● Data provided:

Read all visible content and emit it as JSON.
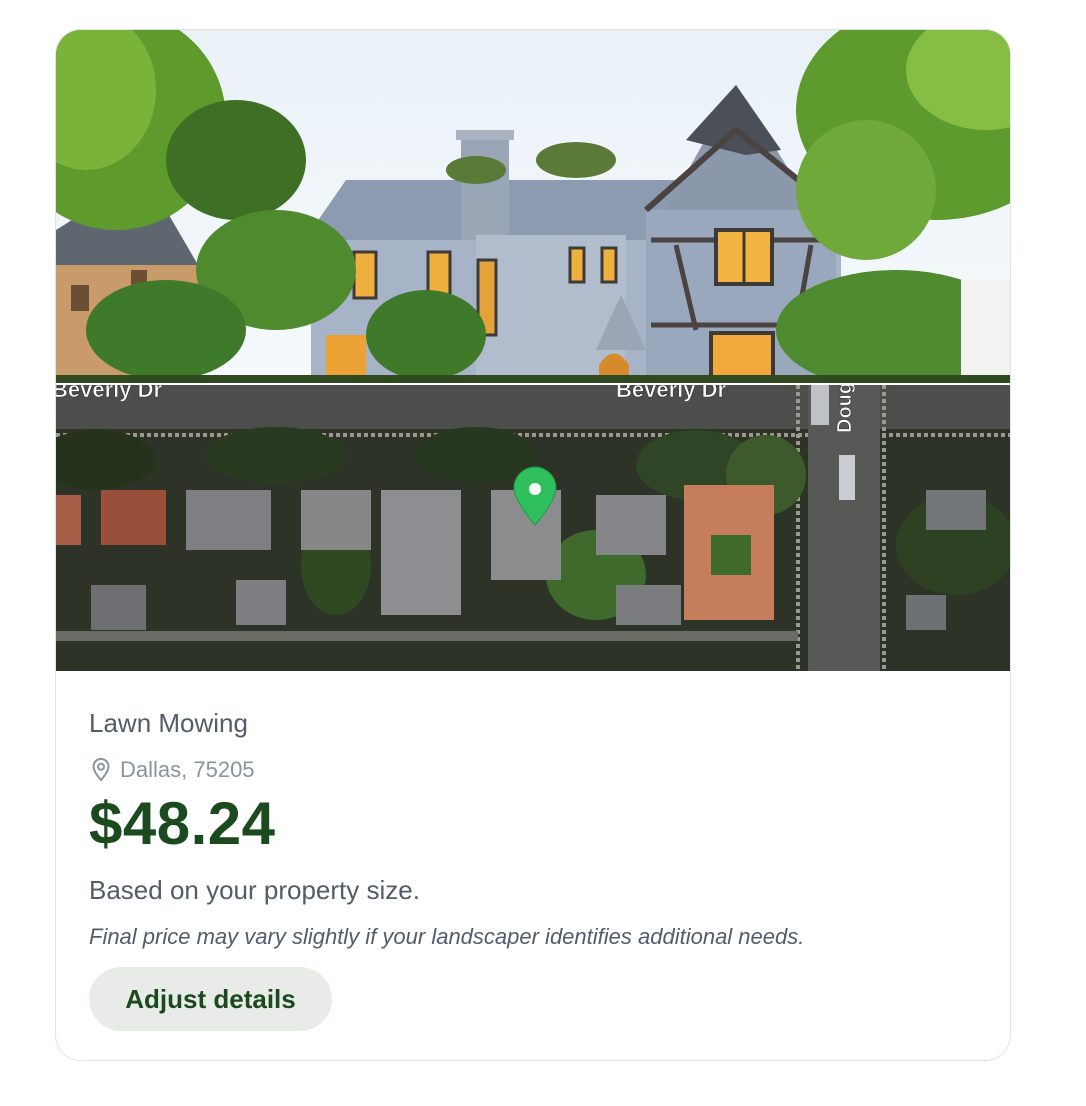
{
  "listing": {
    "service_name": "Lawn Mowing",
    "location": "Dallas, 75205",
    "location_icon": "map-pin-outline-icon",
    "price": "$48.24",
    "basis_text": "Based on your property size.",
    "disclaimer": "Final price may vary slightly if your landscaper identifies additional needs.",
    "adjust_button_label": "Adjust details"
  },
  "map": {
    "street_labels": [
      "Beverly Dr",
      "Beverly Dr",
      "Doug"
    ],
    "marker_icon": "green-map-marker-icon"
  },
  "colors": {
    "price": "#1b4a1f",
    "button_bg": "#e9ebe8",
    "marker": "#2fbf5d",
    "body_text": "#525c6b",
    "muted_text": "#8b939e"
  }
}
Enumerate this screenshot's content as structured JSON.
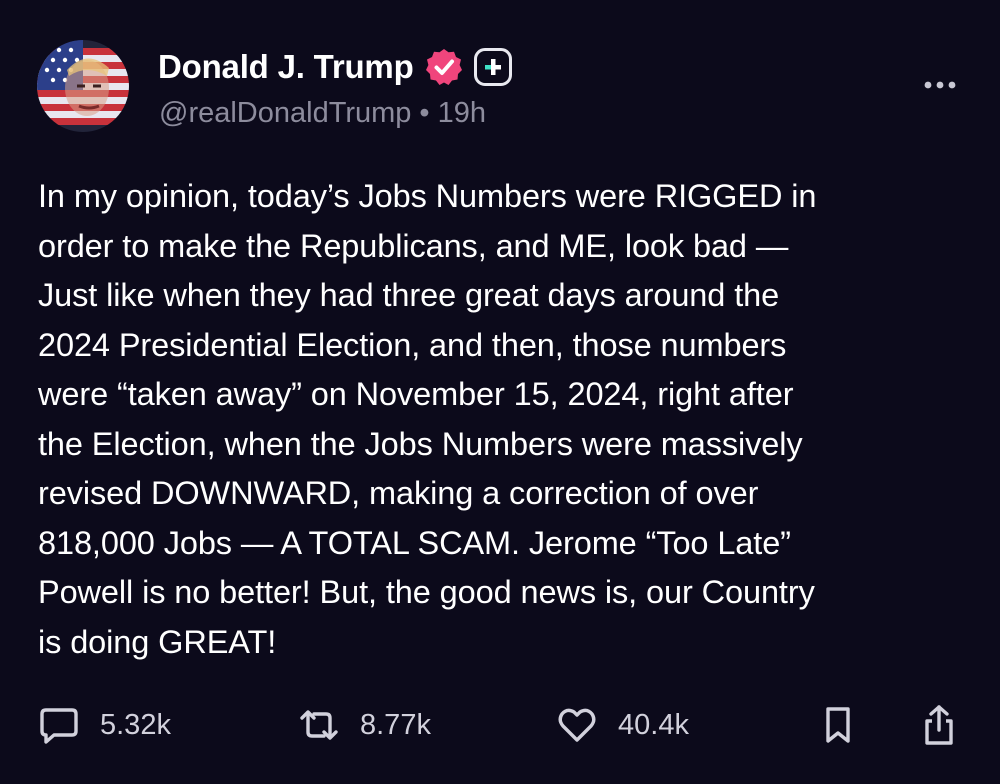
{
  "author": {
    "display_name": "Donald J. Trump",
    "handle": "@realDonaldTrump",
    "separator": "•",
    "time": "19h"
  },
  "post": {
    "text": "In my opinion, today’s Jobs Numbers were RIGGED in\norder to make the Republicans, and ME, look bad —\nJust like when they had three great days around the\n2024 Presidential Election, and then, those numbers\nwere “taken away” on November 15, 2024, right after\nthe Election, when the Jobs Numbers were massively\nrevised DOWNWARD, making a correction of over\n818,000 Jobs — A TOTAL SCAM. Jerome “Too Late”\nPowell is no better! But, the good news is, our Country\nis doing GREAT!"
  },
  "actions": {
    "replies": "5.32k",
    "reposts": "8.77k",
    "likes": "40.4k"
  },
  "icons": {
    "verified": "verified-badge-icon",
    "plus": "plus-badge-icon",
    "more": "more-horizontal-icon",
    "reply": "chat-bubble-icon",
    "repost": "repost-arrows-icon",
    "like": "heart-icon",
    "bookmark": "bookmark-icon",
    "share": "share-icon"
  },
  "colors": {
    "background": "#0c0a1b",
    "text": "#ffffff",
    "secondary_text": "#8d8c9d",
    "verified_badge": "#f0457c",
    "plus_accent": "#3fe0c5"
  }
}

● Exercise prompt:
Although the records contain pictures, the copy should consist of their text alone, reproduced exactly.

● Worked solution:
Read all visible content and emit it as JSON.
{
  "listing": {
    "service_name": "Lawn Mowing",
    "location": "Dallas, 75205",
    "location_icon": "map-pin-outline-icon",
    "price": "$48.24",
    "basis_text": "Based on your property size.",
    "disclaimer": "Final price may vary slightly if your landscaper identifies additional needs.",
    "adjust_button_label": "Adjust details"
  },
  "map": {
    "street_labels": [
      "Beverly Dr",
      "Beverly Dr",
      "Doug"
    ],
    "marker_icon": "green-map-marker-icon"
  },
  "colors": {
    "price": "#1b4a1f",
    "button_bg": "#e9ebe8",
    "marker": "#2fbf5d",
    "body_text": "#525c6b",
    "muted_text": "#8b939e"
  }
}
Enumerate this screenshot's content as structured JSON.
{
  "author": {
    "display_name": "Donald J. Trump",
    "handle": "@realDonaldTrump",
    "separator": "•",
    "time": "19h"
  },
  "post": {
    "text": "In my opinion, today’s Jobs Numbers were RIGGED in\norder to make the Republicans, and ME, look bad —\nJust like when they had three great days around the\n2024 Presidential Election, and then, those numbers\nwere “taken away” on November 15, 2024, right after\nthe Election, when the Jobs Numbers were massively\nrevised DOWNWARD, making a correction of over\n818,000 Jobs — A TOTAL SCAM. Jerome “Too Late”\nPowell is no better! But, the good news is, our Country\nis doing GREAT!"
  },
  "actions": {
    "replies": "5.32k",
    "reposts": "8.77k",
    "likes": "40.4k"
  },
  "icons": {
    "verified": "verified-badge-icon",
    "plus": "plus-badge-icon",
    "more": "more-horizontal-icon",
    "reply": "chat-bubble-icon",
    "repost": "repost-arrows-icon",
    "like": "heart-icon",
    "bookmark": "bookmark-icon",
    "share": "share-icon"
  },
  "colors": {
    "background": "#0c0a1b",
    "text": "#ffffff",
    "secondary_text": "#8d8c9d",
    "verified_badge": "#f0457c",
    "plus_accent": "#3fe0c5"
  }
}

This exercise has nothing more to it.